A couple of real estate and finance experts are digging into three year's worth of data to uncover how today's housing market conditions could be creating an environment that intensifies the already significant homeownership and wealth gap between people of color and white Americans.
Jessica Lautz, National Association of Realtors (NAR) VP of Demographics and Behavioral Insights, and Michael White, Nottingham Trent University Professor and Director of the Centre of the Built Environment have published a paper called Mind The Gap examines the purchase price differences among homebuyers—using stats collected January 2014 to December 2017—who purchased a primary-residence property and how the purchase price can lead to further wealth gaps through equity in homeownership.
They found that Hispanic and Black Americans purchased homes 11.2% and 10.6% less expensive, respectively, than white Americans when controlling for household income, home size, location, and down-payment help from family.

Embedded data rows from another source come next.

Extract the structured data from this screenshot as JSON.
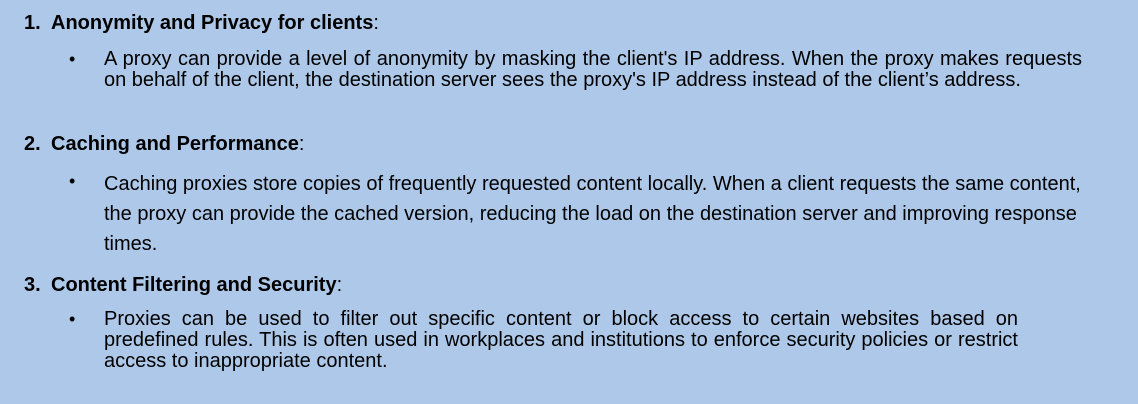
{
  "sections": [
    {
      "number": "1.",
      "title": "Anonymity and Privacy for clients",
      "suffix": ":",
      "bullet_symbol": "•",
      "bullet_text": "A proxy can provide a level of anonymity by masking the client's IP address. When the proxy makes requests on behalf of the client, the destination server sees the proxy's IP address instead of the client’s address."
    },
    {
      "number": "2.",
      "title": "Caching and Performance",
      "suffix": ":",
      "bullet_symbol": "•",
      "bullet_text": "Caching proxies store copies of frequently requested content locally. When a client requests the same content, the proxy can provide the cached version, reducing the load on the destination server and improving response times."
    },
    {
      "number": "3.",
      "title": "Content Filtering and Security",
      "suffix": ":",
      "bullet_symbol": "•",
      "bullet_text": "Proxies can be used to filter out specific content or block access to certain websites based on predefined rules. This is often used in workplaces and institutions to enforce security policies or restrict access to inappropriate content."
    }
  ],
  "colors": {
    "background": "#adc8e8",
    "text": "#000000"
  }
}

Another group whose wealth stands to suffer as a result of home purchase prices is student-loan borrowers. Homebuyers who had student debt purchased homes that were 18.8% less expensive than those without student debt, the research found.

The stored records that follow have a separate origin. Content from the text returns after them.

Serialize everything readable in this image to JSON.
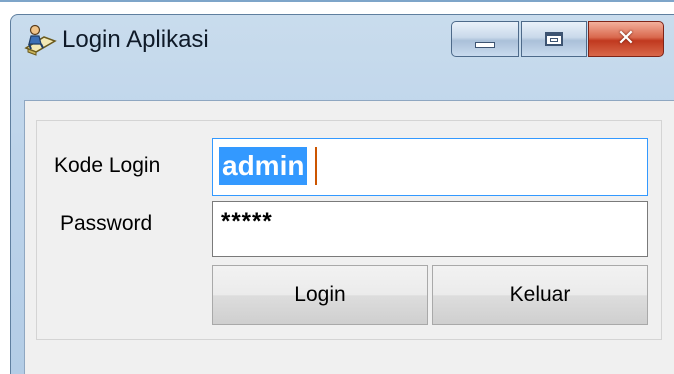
{
  "window": {
    "title": "Login Aplikasi",
    "icon": "login-app-icon"
  },
  "titlebar_buttons": {
    "minimize_icon": "minimize-icon",
    "maximize_icon": "maximize-icon",
    "close_icon": "close-icon",
    "close_glyph": "✕"
  },
  "form": {
    "kode_login_label": "Kode Login",
    "kode_login_value": "admin",
    "password_label": "Password",
    "password_value": "*****"
  },
  "buttons": {
    "login_label": "Login",
    "keluar_label": "Keluar"
  },
  "colors": {
    "selection": "#3399ff",
    "close_button": "#c0391f",
    "titlebar": "#bcd3ea",
    "client_background": "#f0f0f0"
  }
}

"Homeownership is one of the best ways to build wealth and purchasing homes that are significantly less expensive can lead to lost wealth accumulation—and possibly lost homeownership—across generations," the researchers reported.
The authors added: "Through this backdrop of racial wealth differences, homebuyers post-Great Recession, face a housing market with waning housing affordability and an acute housing supply shortage for entry-level buyers. As a result, home prices have increased and ownership has become out of reach for many Americans. The home search time for first-time buyers or buyers with limited income can be arduous with limited inventory. This paper examines how the price of the home purchased among successful homebuyers who enter the housing market exacerbates these trends and further widens the homeownership and wealth gap."

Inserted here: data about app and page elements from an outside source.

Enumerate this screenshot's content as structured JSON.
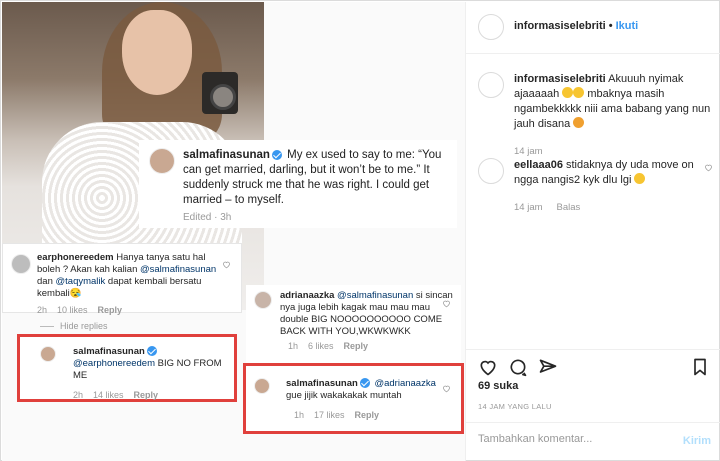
{
  "image": {
    "quote": {
      "username": "salmafinasunan",
      "text": "My ex used to say to me: “You can get married, darling, but it won’t be to me.” It suddenly struck me that he was right. I could get married – to myself.",
      "edited": "Edited · 3h"
    },
    "comment1": {
      "username": "earphonereedem",
      "text_before": "Hanya tanya satu hal boleh ? Akan kah kalian ",
      "mention1": "@salmafinasunan",
      "text_mid": " dan ",
      "mention2": "@taqymalik",
      "text_after": " dapat kembali bersatu kembali😪",
      "time": "2h",
      "likes": "10 likes",
      "reply": "Reply"
    },
    "hide_replies": "Hide replies",
    "reply1": {
      "username": "salmafinasunan",
      "mention": "@earphonereedem",
      "text": " BIG NO FROM ME",
      "time": "2h",
      "likes": "14 likes",
      "reply": "Reply"
    },
    "reply2": {
      "username": "adrianaazka",
      "mention": "@salmafinasunan",
      "text": " si sincan nya juga lebih kagak mau mau mau double BIG NOOOOOOOOOO COME BACK WITH YOU,WKWKWKK",
      "time": "1h",
      "likes": "6 likes",
      "reply": "Reply"
    },
    "reply3": {
      "username": "salmafinasunan",
      "mention": "@adrianaazka",
      "text": " gue jijik wakakakak muntah",
      "time": "1h",
      "likes": "17 likes",
      "reply": "Reply"
    }
  },
  "panel": {
    "header": {
      "username": "informasiselebriti",
      "dot": "•",
      "follow": "Ikuti"
    },
    "comments": [
      {
        "username": "informasiselebriti",
        "text_a": " Akuuuh nyimak ajaaaaah ",
        "text_b": " mbaknya masih ngambekkkkk niii ama babang yang nun jauh disana ",
        "time": "14 jam"
      },
      {
        "username": "eellaaa06",
        "text": " stidaknya dy uda move on ngga nangis2 kyk dlu lgi ",
        "time": "14 jam",
        "reply": "Balas"
      }
    ],
    "likes": "69 suka",
    "date": "14 JAM YANG LALU",
    "add_comment_placeholder": "Tambahkan komentar...",
    "post_label": "Kirim"
  },
  "colors": {
    "highlight": "#e0403c",
    "link": "#003569",
    "accent": "#3897f0"
  }
}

Lautz and White suggest a number of policy steps—including financial literacy, refinancing student loans, expansion of mortgage financing through alternative credit scoring models, and expanding public awareness of low down payment programs—that may help mitigate the homeownership gap.
The full paper is available through NAR.org.